4. Predict where skills will go
It is a transformation. So skill requirements won’t be the same afterwards. Learning can get ahead by predicting how skills needs will change. While this will be specific to every organisation, there are three places to start looking:
When CarMax digitally transformed, diverse and unexpected teams sprang out of everywhere. This was by design. The CIO realised that interdepartmental communication and cross-knowledge would unlock innovative solutions and process streamlining.
Scale also matters. Laura LaBerge, a McKinsey senior knowledge expert, found that enterprise-wide digital transformations are 1.5x more likely to succeed.
L&D can help foster networks and skills overlap through shrewd curation and social learning. Leveraging new communication and collaboration technologies allows learners to share on-the-job knowledge in real time. At scale, this is a breeding ground for the kind of practical solutions transformations rely on.
What comes after the tech?
New technology isn’t the end-goal of digital transformation. New human possibilities are. Learning can pre-empt post-transformation stagnation by pinpointing the skills that’ll pull value out of the change.
“Soft” and “hard” skills are likely to mix up after a big transformation. Data analysis and technological skills tend to become more ubiquitous throughout an organisation. At the same time, automation will give some people the chance to lift their heads above the hard data.
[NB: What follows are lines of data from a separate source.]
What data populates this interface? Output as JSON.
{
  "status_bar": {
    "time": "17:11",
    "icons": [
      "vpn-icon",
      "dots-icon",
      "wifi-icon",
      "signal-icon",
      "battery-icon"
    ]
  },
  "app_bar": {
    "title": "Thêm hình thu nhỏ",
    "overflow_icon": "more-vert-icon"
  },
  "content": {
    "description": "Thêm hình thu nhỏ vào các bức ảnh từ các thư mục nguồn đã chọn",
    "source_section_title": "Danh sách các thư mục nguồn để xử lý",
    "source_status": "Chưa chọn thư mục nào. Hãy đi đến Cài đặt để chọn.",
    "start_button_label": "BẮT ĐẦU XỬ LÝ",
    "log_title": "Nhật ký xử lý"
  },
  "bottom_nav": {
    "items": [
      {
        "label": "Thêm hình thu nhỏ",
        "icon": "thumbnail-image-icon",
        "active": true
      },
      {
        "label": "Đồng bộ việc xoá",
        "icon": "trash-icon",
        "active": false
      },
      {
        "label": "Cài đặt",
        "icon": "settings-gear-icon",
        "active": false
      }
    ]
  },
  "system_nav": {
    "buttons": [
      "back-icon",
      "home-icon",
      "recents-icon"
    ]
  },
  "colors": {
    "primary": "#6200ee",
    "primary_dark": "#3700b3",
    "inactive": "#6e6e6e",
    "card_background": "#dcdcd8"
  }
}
With this new freedom they’ll have more opportunities to pull strategic insights from the technology - and they’ll need the leadership skills to enact them.
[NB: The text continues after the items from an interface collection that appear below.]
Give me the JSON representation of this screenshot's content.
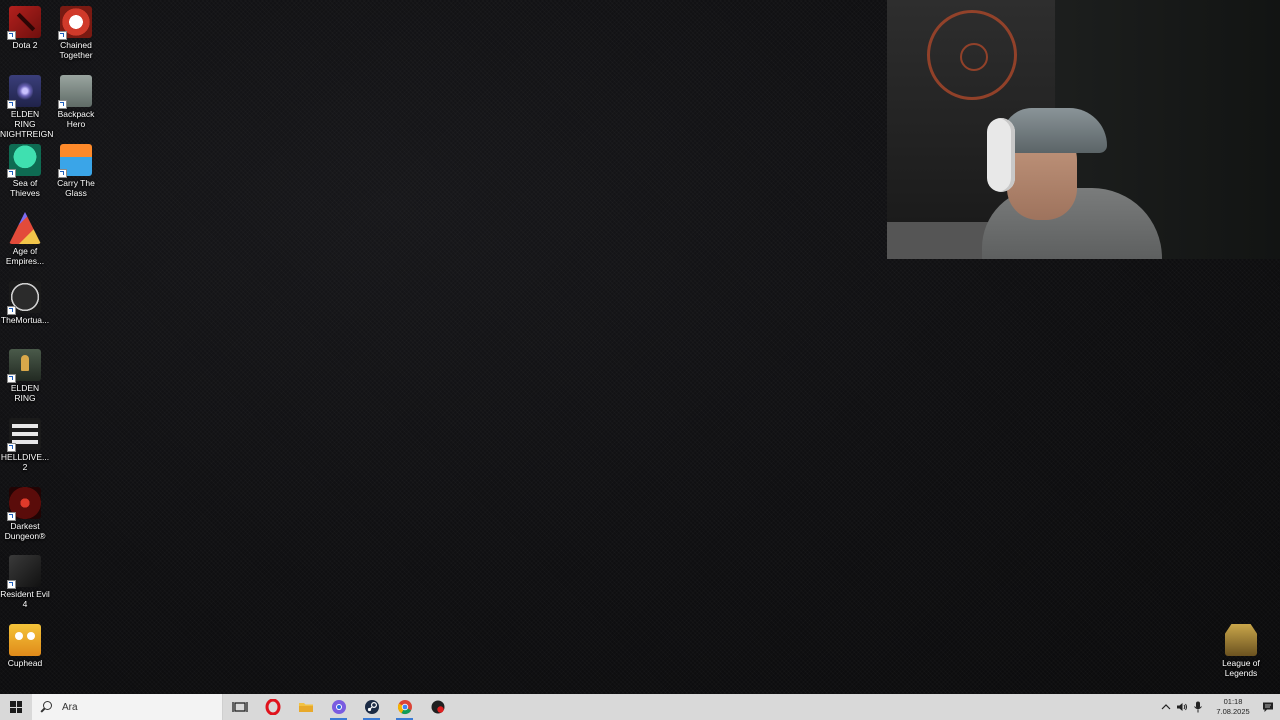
{
  "desktop_icons": [
    {
      "label": "Dota 2",
      "icon": "dota2-icon"
    },
    {
      "label": "Chained Together",
      "icon": "chained-together-icon"
    },
    {
      "label": "ELDEN RING NIGHTREIGN",
      "icon": "elden-ring-nightreign-icon"
    },
    {
      "label": "Backpack Hero",
      "icon": "backpack-hero-icon"
    },
    {
      "label": "Sea of Thieves",
      "icon": "sea-of-thieves-icon"
    },
    {
      "label": "Carry The Glass",
      "icon": "carry-the-glass-icon"
    },
    {
      "label": "Age of Empires...",
      "icon": "age-of-empires-icon"
    },
    {
      "label": "TheMortua...",
      "icon": "the-mortuary-icon"
    },
    {
      "label": "ELDEN RING",
      "icon": "elden-ring-icon"
    },
    {
      "label": "HELLDIVE... 2",
      "icon": "helldivers-2-icon"
    },
    {
      "label": "Darkest Dungeon®",
      "icon": "darkest-dungeon-icon"
    },
    {
      "label": "Resident Evil 4",
      "icon": "resident-evil-4-icon"
    },
    {
      "label": "Cuphead",
      "icon": "cuphead-icon"
    },
    {
      "label": "League of Legends",
      "icon": "league-of-legends-icon"
    }
  ],
  "taskbar": {
    "search_placeholder": "Ara",
    "apps": [
      {
        "name": "task-view",
        "icon": "task-view-icon"
      },
      {
        "name": "opera",
        "icon": "opera-icon"
      },
      {
        "name": "file-explorer",
        "icon": "folder-icon"
      },
      {
        "name": "chrome-profile",
        "icon": "chrome-profile-icon"
      },
      {
        "name": "steam",
        "icon": "steam-icon"
      },
      {
        "name": "chrome",
        "icon": "chrome-icon"
      },
      {
        "name": "record-app",
        "icon": "record-app-icon"
      }
    ],
    "clock": {
      "time": "01:18",
      "date": "7.08.2025"
    }
  },
  "colors": {
    "desktop_bg": "#0e0e0f",
    "taskbar_bg": "#d9d9d9",
    "accent": "#3a7bd5"
  }
}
What will be “unbundled”?
McKinsey warns of an “unbundling” after digital transformation as some older processes and skills become obsolete.
With this comes the danger of build-up. Transformations rely on agility and if there’s irrelevant content cluttering up an LXP/LMS learners won’t be able to find the stuff to suit their current needs. Or they won’t have the time to search.
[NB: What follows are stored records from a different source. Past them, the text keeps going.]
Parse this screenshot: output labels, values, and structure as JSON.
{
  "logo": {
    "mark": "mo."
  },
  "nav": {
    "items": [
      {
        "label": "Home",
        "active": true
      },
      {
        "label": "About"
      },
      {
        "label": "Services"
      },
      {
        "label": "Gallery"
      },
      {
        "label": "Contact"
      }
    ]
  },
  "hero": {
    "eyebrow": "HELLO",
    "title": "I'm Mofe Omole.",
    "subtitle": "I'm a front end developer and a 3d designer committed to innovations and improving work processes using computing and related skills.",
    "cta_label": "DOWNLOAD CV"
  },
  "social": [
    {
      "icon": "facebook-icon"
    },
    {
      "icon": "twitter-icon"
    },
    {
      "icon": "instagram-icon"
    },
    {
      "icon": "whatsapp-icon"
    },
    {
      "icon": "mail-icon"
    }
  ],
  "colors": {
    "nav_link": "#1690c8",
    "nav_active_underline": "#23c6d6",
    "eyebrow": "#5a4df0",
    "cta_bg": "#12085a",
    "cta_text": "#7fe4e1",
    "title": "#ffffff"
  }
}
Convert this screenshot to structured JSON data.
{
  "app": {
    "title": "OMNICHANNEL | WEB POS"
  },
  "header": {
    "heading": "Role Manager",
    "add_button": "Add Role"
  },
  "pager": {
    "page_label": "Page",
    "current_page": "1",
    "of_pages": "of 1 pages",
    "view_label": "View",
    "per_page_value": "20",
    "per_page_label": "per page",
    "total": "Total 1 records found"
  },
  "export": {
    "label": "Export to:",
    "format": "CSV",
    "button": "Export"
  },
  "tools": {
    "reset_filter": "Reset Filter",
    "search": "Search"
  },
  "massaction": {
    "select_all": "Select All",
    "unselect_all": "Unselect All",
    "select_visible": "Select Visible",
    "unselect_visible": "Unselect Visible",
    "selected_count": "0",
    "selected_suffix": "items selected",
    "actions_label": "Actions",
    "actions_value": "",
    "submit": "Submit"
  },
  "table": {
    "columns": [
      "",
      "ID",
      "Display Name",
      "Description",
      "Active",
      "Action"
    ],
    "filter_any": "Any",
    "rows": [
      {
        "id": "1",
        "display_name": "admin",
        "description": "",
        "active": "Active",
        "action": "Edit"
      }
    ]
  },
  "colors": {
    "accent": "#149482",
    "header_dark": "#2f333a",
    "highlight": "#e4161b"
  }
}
So, putting together a robust skills framework and updating it according to new data should be part of the transformation process.
5. Transformation as a daily task
As pointed out at the start of this article, transformation is not a one-time-thing. Innovation is accelerating and keeping up with it is becoming a daily task for most organisations.
Gartner coined the “Continuous Next” back in 2018, but the term fits the key challenge that businesses are working out how to handle at the moment.
Gartner’s research vice-president advocates “culture hacking” - pinpointing the vulnerable spots in a company’s culture that can be leverage points for wholesale change. For example, this can be upending the circumstances for meetings, or the way people communicate online.
In their own ways, many strategy analysts also display an appetite for duality. McKinsey calls for a “two speed IT function” that splits IT into two parts: day-to-day maintenance and pure innovation.
Gartner suggests an organisational “digital twin”. Just as manufacturers manage physical objects like wind turbines via a real-time digital copy, Gartner proposes “taking the roof off” an organisation via a digital replication of its entire operation.
Dion Hinchcliffe, VP and principal analyst at Constellation Research, similarly considers “today's digitally-infused times, where bold action... must be done while managing the inexorable daily drumbeat” of operational realities.
If we can glean one thing from these predictions, it’s that the traditional business structure will change; constant digital transformation is set to chip off a section of the traditional organisation, whose entire function will be contending with innovation.
A new challenge for learning is finding out how to generate the right talent to make up these new organisational tangents. Then, how to keep them supplied with the wide-ranging, strategy-aligned, leading-edge learning they need to keep pace with the acceleration of change.